Coronavirus will contaminate a large portion of the population, disrupt production chains and plunge economies into unprecedented chaos across the planet.
In Brazil, this gruesome outlook will be even greater among the black population that is massively at the base of the Brazilian social pyramid and is the target of murders or abandonment that lead to death: without access to basic sanitation, healthcare, housing and employment. This population is part of the majority group that’s most vulnerable to the coronavirus and who already suffer a daily life of injustice and violence in the country.
Genocide is the word used to describe the extermination of people motivated by ethnic, national, racial, religious and socio-political differences. In Brazil, a black person is murdered every 23 minutes. 80% of users of the Unified Healthcare System (SUS) are black.
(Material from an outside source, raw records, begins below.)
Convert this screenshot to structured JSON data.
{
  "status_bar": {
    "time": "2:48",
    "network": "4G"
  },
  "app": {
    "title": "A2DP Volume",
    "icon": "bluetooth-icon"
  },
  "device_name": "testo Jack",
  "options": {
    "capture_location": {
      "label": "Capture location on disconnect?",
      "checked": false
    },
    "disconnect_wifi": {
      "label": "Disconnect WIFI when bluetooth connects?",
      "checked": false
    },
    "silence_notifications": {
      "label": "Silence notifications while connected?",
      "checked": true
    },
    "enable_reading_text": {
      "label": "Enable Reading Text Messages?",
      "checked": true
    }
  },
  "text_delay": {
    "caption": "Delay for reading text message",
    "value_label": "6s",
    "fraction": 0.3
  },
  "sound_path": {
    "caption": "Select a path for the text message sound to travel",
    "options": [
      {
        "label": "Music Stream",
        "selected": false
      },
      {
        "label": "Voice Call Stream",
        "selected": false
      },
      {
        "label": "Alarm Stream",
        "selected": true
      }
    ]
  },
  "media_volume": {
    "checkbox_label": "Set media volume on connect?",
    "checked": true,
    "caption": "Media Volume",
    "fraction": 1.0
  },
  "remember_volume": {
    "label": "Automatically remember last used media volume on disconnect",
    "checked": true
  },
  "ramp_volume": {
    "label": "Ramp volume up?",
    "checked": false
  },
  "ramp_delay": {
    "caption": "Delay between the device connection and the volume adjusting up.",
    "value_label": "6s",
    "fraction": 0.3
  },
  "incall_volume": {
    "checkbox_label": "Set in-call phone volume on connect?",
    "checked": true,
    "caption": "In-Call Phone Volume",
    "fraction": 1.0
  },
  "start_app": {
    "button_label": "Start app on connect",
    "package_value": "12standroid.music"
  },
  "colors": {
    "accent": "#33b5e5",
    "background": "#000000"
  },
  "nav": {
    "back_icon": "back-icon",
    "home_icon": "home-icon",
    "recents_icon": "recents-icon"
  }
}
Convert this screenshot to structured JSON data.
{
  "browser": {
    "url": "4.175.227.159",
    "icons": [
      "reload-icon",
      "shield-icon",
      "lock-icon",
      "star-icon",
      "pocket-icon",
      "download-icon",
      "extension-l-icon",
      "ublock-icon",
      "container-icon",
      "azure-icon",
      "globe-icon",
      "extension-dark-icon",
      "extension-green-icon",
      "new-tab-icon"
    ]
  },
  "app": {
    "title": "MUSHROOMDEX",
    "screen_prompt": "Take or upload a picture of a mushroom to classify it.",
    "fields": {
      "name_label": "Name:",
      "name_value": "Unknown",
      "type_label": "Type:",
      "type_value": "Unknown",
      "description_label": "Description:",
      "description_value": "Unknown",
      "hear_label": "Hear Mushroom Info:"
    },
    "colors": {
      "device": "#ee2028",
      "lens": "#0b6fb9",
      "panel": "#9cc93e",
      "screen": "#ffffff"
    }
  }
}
Blacks fall victim to firearms 2.5 times more than white people*.
These numbers are not coincidental, they are the result of the structural racism within the Brazilian Government and society, and demonstrate that the target of violent deaths in the country has a color.
The Black Coalition for Rights believes that using a word as powerful and meaningful such as genocide to report new homicides of black people in Brazil can change the way the problem is addressed. For this reason, in partnership with Wunderman Thompson Brazil, it created the campaign called “Alvos do Genocídio” (Genocide Targets), whose main purpose is to reveal these alarming data in charts too powerful to be ignored. These numbers will be blatantly revealed in shooting targets, filled proportionally with the discrepancy in the percentage of murders of blacks and non-blacks in the country through static and digital OOHs in several Brazilian capitals (SP, RJ, ES, and BA), prints, content created and disseminated by influencers (stories and posts on Instagram and Facebook) and video content for YouTube on the International Day Against Racial Discrimination, March 21st.
“Wunderman Thompson Brazil was born with a strong legacy of institutional actions associated with racial equality. The high rate of violent deaths of blacks in Brazil and in the world is part of the issues we need to discuss. In addition, they need to be properly classified so that these large-scale deaths cease to be part of everyday life and fall into the abyss of normality. It is important to call the attention of the world, and our desire is to partner with agents of change, such as the Black Coalition for Rights,” says Keka Morelle, CCO at Wunderman Thompson Brazil.
In addition, “Alvos do Genocídio” will have the website www.alvosdogenocidio.org, which will contain all the charts and content created for the campaign and from where users can send a petition to the mainstream media in the country for them to refer to the deliberate, daily, systematic and mass murder of the black population using the correct term: GENOCIDE.
“The genocide that we claim and denounce does not occur only through direct deaths, visibly observed in homicide rates that disproportionately affect blacks, one every 23 minutes. Genocide also occurs by denying conditions, opportunities and access to public services, such as healthcare. If the coronavirus is as lethal as shown in the news and social isolation is a crucial means of protection, we cannot say it is natural that certain groups can isolate themselves, while others cannot. Bus, train and subway terminals are still packed. Wage workers, informal workers and the unemployed will not be able to put themselves in a different routine from that which guarantees scarce resources for their livelihood. The risk faced by black communities of falling victims to the coronavirus, and the number of deaths it should produce in poor communities across the country, we call GENOCIDE,” says Douglas Belchior, Member of the Black Coalition for Rights.
*Data collected from the Violence Map.
Source: Wunderman Thompson